If the sheriff wants to expand the motorcycle division, more duties need to be added, he said.
“The Sheriff’s Office hardly ever handles any (traffic) accidents. They call the State Patrol. A deputy can work a deer wreck.”
Howard said if he is elected, he will focus on areas he feels are lacking attention, such as the opioid crisis, gangs and human trafficking.
“If you don’t think we have gangs in Bulloch County, you are wrong,” he said, referring as an example to the recent homicide of a teenage male whose body was found near a city park.
Methamphetamine use is on the rise as well, and he is concerned over the disbanding of a multi-agency partnership that targeted such crimes, he said.
The former Crime Suppression Team, which consisted of officers from the Statesboro and Georgia Southern University police departments as well as Bulloch County sheriff’s deputies, was a successful endeavor, but Brown ended the partnership, he said.
GS and Statesboro police still work together with the SPD Impact Team, but “why is the Sheriff’s Office not involved?” he asked.
It is important for a sheriff to “network” with other agencies — local, state and federal — Howard said.
“We are doing no networking with the feds.”

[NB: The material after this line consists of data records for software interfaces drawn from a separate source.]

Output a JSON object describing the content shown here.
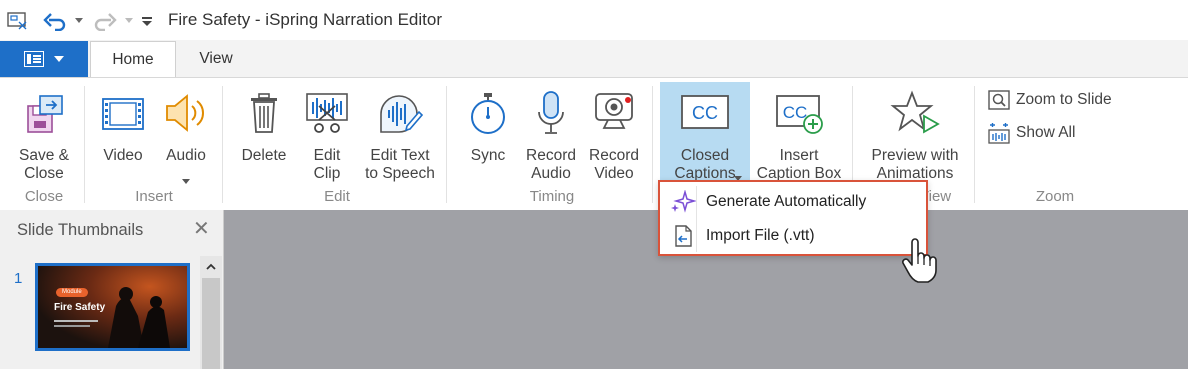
{
  "window": {
    "title": "Fire Safety - iSpring Narration Editor"
  },
  "quick_access": {
    "icons": [
      "save-icon",
      "undo-icon",
      "undo-dropdown-icon",
      "redo-icon",
      "redo-dropdown-icon",
      "customize-qat-icon"
    ]
  },
  "tabs": [
    {
      "label": "Home",
      "active": true
    },
    {
      "label": "View",
      "active": false
    }
  ],
  "ribbon": {
    "groups": {
      "close": "Close",
      "insert": "Insert",
      "edit": "Edit",
      "timing": "Timing",
      "view": "View",
      "zoom": "Zoom"
    },
    "buttons": {
      "save_close": "Save &\nClose",
      "video": "Video",
      "audio": "Audio",
      "delete": "Delete",
      "edit_clip": "Edit\nClip",
      "edit_text_to_speech": "Edit Text\nto Speech",
      "sync": "Sync",
      "record_audio": "Record\nAudio",
      "record_video": "Record\nVideo",
      "closed_captions": "Closed\nCaptions",
      "insert_caption_box": "Insert\nCaption Box",
      "preview_with_animations": "Preview with\nAnimations",
      "zoom_to_slide": "Zoom to Slide",
      "show_all": "Show All"
    }
  },
  "captions_menu": {
    "items": [
      {
        "label": "Generate Automatically",
        "icon": "sparkle-icon"
      },
      {
        "label": "Import File (.vtt)",
        "icon": "import-file-icon"
      }
    ]
  },
  "slide_panel": {
    "title": "Slide Thumbnails",
    "slides": [
      {
        "number": "1",
        "thumbnail_title": "Fire Safety",
        "thumbnail_tag": "Module"
      }
    ]
  },
  "colors": {
    "accent": "#1e6fc8",
    "active_button": "#b7dbf2",
    "menu_border": "#d9533a",
    "canvas": "#a0a1a6"
  }
}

He used a massive drug bust in Screven County last year as an example of how such partnerships are successful.
“Screven County Sheriff Mike Kile worked with federal agencies,” and the sting netted several arrests from not only Screven County, but Statesboro and other areas, he said.
Brown recently told the Statesboro Herald he stopped receiving federal prisoners earlier this year because he needs the space for local inmates. He has cited a need for a jail expansion, a need that Bulloch County Manager Tom Couch acknowledged existed far before Brown’s election in 2016.

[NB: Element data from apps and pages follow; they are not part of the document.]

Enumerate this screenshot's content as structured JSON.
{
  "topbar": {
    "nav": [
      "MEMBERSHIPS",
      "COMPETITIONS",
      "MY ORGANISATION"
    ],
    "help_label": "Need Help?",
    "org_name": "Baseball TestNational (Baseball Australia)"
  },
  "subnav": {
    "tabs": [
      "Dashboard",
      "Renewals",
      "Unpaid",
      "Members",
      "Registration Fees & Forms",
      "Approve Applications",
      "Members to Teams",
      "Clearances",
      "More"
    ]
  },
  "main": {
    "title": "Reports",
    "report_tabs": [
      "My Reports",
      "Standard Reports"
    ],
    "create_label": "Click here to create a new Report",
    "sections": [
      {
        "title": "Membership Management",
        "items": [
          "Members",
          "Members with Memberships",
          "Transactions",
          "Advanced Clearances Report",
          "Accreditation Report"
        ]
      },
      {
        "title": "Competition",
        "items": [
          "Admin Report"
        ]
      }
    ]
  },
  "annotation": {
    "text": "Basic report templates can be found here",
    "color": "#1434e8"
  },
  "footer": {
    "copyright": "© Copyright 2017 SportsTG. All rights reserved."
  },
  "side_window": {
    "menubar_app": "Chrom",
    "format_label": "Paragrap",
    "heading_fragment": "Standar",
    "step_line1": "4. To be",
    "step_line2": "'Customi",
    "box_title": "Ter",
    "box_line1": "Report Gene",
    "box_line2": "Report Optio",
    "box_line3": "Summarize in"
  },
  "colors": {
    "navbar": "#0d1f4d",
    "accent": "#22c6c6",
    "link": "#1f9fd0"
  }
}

But Howard disagrees with the decision to refuse federal inmates, who each bring in $50 revenue daily.
By not accepting federal inmates to be housed in the jail, the county is losing “$400,000 to $500,000 a year,” he said, adding that he supports a suggestion to use available bed space in the adjacent Bulloch County Correctional Institution to house inmates.
He praised Brown’s Drug Abuse Resistance and Education, or DARE, efforts.

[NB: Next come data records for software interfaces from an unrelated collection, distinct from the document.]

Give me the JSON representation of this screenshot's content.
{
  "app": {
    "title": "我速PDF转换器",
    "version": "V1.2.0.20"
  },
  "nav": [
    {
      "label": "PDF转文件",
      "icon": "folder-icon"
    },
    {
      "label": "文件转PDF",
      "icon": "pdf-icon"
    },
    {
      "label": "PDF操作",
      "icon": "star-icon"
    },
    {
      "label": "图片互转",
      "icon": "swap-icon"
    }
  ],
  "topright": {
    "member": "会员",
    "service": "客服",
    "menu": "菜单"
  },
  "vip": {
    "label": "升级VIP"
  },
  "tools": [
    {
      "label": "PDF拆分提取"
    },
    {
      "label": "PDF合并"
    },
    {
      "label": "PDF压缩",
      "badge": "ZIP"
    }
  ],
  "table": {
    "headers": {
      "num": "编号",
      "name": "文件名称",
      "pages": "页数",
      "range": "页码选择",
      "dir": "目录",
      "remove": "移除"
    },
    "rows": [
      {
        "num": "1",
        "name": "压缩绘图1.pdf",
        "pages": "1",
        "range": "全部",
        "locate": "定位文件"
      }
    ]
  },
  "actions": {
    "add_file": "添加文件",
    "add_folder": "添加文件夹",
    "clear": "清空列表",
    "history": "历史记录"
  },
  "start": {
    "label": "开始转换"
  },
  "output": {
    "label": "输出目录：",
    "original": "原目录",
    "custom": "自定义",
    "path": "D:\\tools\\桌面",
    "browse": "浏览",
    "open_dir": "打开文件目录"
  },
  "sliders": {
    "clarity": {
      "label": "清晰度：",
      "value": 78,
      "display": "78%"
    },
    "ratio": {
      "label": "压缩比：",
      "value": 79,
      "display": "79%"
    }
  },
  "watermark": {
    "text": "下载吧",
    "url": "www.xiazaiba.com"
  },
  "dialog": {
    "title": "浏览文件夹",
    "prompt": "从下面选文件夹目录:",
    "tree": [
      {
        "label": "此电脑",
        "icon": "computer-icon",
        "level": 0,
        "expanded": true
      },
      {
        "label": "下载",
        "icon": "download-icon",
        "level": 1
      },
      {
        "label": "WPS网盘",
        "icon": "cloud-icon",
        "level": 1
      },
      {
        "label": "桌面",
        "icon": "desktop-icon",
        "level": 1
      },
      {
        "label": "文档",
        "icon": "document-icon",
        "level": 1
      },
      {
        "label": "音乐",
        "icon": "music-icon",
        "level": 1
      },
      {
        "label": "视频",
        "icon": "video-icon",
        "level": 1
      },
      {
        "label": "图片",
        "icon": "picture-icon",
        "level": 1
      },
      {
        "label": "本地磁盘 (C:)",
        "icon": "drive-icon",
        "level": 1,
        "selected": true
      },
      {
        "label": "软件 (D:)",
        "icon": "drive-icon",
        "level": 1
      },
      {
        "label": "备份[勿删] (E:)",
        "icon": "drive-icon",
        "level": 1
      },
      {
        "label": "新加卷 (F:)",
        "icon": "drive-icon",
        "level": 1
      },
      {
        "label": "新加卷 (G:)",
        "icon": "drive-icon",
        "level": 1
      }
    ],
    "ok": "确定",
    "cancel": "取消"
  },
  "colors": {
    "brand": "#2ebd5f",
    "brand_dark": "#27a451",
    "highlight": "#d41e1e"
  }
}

“DARE officers do a whale of a job, and I have no complaints with that,” he said.
But if elected, he said he hopes to add the Choosing Healthy Activities and Methods Promoting Safety, or CHAMPS, program as well. Designed by the Georgia Sheriff’s Association, the program is aimed at fifth-graders.
Howard also spoke of the importance of a sheriff working closely with county leaders for the betterment of citizens.
“Brown has publicly threatened to sue commissioners if he didn’t get what he wants. I looked back at (a video of a sheriff’s debate between Brown and another candidate in 2016) and he made that threat during the debate,” he said.
Problems arise when one department makes demands that could affect other departments, he told the group.
“When you rob Peter to pay Paul, you end up with potholes and unpaved dirt roads.”
Another idea he spoke of was to use “veterans, retired officers” and others as reserve deputies in situations in which a certified officer is not needed. The positions could be voluntary or paid at a lower rate that a deputy, he said.
In wrapping up, Howard promised that, if elected, he would be a good steward of taxpayers’ money, work with the county leaders to resolve budget and jail overcrowding concerns, engage in partnerships with other governmental and law enforcement agencies, and keep the public better informed about what is going on within the Sheriff’s Office.
“We have got to do the best with the people’s money that we can do,” he said. “We have got to have an administrator who is not in it for political or personal gain, one who will work with commissioners, communicate with the public, who networks with partners. One person can’t win the race.”
Derr said Brown will be able to address the Bulloch County Republican Party at its next meeting Oct. 8. The Statesboro Herald will be present to cover the upcoming meeting and Brown’s presentation.
Herald reporter Holli Deal Saxon may be reached at (912) 489-9414.